Get the kids involved: To help your kids feel like they’re part of the move — instead of like it’s something happening to them — try to find ways to get them involved. Our 3-year-old went through all of his toys, with our help, to decide what would come with us and what could be sold or donated. Older kids can help pack boxes, fold linens, label boxes, clean and more.

Talk with your kids: Before the move, share what you’re excited about, what you’re going to miss and what challenges you might face along the way. Change is hard for everyone, but knowing what to expect can lessen the stress. During the move, narrate what’s happening and why, check in with your kids regularly to see how they’re feeling and try to carve out pockets of quality time to reconnect. After the move, continue to provide a listening ear and extra hugs as your kids adjust to your new home. Support them as they navigate the changes, including making new friends, learning the new neighborhood and more.

Stick to a routine: There are times when the usual schedule is absolutely impossible, but young kids in particular need structure. Find ways to incorporate or build a new routine to make their day-to-day as predictable as possible.
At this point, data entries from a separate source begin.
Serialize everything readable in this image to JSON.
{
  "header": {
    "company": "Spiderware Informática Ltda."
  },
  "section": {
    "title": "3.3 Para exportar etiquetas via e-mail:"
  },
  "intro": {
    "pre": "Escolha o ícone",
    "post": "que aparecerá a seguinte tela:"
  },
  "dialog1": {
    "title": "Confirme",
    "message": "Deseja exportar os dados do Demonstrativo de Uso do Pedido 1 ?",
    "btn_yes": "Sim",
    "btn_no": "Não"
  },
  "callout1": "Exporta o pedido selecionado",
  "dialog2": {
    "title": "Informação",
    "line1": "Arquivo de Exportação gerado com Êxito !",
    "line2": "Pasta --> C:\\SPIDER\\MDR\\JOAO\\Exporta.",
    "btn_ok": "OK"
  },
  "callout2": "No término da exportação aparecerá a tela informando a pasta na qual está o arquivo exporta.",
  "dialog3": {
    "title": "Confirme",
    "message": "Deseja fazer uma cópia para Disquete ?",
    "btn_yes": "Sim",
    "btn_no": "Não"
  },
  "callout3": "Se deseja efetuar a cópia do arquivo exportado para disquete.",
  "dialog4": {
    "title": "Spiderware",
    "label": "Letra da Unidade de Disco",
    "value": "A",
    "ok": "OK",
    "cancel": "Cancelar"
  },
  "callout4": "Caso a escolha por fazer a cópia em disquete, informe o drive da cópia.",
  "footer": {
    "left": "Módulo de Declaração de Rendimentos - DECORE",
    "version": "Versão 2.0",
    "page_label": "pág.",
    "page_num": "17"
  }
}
Mary Rose Remington, a baby boomer grandmother, and her daughter, Laura Groenjes Mitchell, a millennial mother of two, are documenting their parenting/grandparenting — and life experiences — together.